--- Material supplied Enclosed Below ---

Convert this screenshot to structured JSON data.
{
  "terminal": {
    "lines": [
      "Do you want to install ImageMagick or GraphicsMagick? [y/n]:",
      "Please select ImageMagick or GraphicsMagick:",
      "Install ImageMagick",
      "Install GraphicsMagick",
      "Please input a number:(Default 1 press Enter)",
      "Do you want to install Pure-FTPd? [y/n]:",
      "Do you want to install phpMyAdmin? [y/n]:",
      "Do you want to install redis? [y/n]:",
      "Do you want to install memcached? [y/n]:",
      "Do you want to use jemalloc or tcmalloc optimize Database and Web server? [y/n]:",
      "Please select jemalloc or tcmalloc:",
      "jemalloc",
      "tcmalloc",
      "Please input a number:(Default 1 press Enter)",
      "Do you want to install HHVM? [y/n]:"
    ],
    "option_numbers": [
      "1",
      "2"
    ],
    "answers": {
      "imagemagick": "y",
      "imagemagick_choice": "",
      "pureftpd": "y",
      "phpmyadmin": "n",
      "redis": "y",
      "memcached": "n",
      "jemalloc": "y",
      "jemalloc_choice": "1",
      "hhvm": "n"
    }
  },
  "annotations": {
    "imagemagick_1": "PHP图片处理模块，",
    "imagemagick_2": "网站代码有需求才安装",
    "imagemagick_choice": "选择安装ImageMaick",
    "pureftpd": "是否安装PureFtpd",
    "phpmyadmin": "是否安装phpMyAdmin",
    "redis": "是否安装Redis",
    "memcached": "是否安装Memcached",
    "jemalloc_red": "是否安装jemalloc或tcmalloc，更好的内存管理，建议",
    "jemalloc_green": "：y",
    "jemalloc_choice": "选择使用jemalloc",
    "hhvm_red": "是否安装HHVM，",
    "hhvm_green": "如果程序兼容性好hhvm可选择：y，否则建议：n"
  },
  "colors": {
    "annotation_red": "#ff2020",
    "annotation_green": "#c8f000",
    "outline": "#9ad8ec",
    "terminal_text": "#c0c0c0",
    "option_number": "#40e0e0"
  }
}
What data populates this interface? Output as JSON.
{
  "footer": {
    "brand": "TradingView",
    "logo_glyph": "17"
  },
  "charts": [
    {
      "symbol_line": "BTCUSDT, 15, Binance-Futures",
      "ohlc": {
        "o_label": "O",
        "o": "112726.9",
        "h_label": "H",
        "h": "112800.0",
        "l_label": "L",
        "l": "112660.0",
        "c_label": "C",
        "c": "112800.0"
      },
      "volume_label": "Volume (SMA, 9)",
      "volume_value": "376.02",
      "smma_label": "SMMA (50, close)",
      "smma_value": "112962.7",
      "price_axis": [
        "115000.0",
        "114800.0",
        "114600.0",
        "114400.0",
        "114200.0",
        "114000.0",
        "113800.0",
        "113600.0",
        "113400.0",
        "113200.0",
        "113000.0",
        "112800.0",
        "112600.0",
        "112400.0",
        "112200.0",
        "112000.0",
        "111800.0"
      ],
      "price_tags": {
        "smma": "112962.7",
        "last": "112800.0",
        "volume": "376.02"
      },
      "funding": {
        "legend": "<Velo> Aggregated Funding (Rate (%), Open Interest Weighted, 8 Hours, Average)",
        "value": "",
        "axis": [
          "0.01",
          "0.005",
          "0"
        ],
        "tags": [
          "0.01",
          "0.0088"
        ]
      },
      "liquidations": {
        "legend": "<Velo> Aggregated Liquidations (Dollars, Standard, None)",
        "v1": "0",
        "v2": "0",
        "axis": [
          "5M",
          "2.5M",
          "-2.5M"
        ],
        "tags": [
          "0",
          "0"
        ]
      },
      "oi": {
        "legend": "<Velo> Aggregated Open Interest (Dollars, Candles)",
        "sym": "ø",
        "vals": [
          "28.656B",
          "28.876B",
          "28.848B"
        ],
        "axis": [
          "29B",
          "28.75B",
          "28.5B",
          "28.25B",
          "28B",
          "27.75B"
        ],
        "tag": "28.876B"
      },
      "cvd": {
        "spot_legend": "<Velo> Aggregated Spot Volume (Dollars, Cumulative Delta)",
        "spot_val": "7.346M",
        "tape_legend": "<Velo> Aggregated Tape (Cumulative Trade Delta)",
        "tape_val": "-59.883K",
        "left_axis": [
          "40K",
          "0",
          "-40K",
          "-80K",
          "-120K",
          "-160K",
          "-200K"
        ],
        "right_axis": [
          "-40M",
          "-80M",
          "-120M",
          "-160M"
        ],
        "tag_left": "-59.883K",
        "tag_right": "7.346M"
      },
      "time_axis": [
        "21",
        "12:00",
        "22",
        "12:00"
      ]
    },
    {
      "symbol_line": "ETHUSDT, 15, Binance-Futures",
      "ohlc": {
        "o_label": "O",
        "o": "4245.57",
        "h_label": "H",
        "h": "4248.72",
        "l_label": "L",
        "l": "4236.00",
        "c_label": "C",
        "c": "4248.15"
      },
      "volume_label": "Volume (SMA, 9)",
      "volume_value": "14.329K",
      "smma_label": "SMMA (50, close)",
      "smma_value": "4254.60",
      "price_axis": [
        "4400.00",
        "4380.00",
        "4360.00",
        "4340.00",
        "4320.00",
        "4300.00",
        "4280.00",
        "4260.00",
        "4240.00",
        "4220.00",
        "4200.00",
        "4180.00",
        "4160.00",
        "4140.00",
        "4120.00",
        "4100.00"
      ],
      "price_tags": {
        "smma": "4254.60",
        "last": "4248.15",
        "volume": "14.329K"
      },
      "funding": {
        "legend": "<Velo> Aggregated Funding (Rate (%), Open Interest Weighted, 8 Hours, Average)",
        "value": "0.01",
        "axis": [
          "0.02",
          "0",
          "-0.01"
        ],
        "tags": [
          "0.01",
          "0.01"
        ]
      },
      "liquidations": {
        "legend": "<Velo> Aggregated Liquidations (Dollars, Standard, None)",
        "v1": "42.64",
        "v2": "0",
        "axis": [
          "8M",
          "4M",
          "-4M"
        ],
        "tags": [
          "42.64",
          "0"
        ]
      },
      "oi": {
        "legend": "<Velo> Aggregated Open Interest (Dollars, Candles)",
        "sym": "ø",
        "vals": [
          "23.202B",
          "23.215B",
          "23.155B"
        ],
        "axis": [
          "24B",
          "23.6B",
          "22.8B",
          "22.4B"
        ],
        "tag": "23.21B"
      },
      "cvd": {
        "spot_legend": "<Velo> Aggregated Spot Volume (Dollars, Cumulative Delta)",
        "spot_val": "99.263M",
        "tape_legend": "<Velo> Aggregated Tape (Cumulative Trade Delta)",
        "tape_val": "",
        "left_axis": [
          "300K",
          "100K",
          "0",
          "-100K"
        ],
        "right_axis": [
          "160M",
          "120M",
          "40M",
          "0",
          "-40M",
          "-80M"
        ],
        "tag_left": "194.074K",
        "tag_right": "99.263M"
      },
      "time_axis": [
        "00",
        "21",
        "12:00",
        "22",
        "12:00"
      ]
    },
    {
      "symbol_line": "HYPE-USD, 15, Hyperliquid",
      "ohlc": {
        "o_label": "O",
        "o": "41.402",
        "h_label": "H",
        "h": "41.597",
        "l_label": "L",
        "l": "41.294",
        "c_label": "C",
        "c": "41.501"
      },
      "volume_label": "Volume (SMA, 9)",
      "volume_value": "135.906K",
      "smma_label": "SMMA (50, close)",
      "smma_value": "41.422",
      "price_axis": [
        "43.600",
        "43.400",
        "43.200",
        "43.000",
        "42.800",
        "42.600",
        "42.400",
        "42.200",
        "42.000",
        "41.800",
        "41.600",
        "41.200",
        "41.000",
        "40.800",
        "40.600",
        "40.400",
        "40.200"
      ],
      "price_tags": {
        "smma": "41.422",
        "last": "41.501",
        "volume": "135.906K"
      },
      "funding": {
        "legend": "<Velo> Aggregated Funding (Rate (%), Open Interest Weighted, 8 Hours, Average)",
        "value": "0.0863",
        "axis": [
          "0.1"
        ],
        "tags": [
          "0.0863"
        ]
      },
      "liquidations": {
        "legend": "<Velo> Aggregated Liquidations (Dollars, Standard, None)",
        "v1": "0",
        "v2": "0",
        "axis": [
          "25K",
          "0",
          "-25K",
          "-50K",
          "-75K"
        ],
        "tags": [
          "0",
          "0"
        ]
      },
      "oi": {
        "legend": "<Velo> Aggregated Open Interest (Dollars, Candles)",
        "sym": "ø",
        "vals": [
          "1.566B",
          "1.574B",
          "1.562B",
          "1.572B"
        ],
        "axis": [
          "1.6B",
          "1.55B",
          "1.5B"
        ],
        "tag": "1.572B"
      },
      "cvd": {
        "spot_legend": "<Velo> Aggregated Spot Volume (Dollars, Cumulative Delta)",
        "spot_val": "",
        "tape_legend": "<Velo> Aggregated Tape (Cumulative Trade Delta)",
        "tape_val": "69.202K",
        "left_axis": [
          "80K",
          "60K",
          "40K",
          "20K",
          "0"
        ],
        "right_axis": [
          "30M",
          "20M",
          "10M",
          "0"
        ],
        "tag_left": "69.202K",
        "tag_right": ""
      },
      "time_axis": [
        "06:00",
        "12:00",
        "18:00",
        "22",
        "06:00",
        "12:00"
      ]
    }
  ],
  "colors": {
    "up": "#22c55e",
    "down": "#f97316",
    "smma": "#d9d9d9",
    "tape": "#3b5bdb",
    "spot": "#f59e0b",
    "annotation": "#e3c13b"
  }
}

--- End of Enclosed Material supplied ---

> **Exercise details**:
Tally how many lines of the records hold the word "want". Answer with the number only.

> **Result of the task**:
7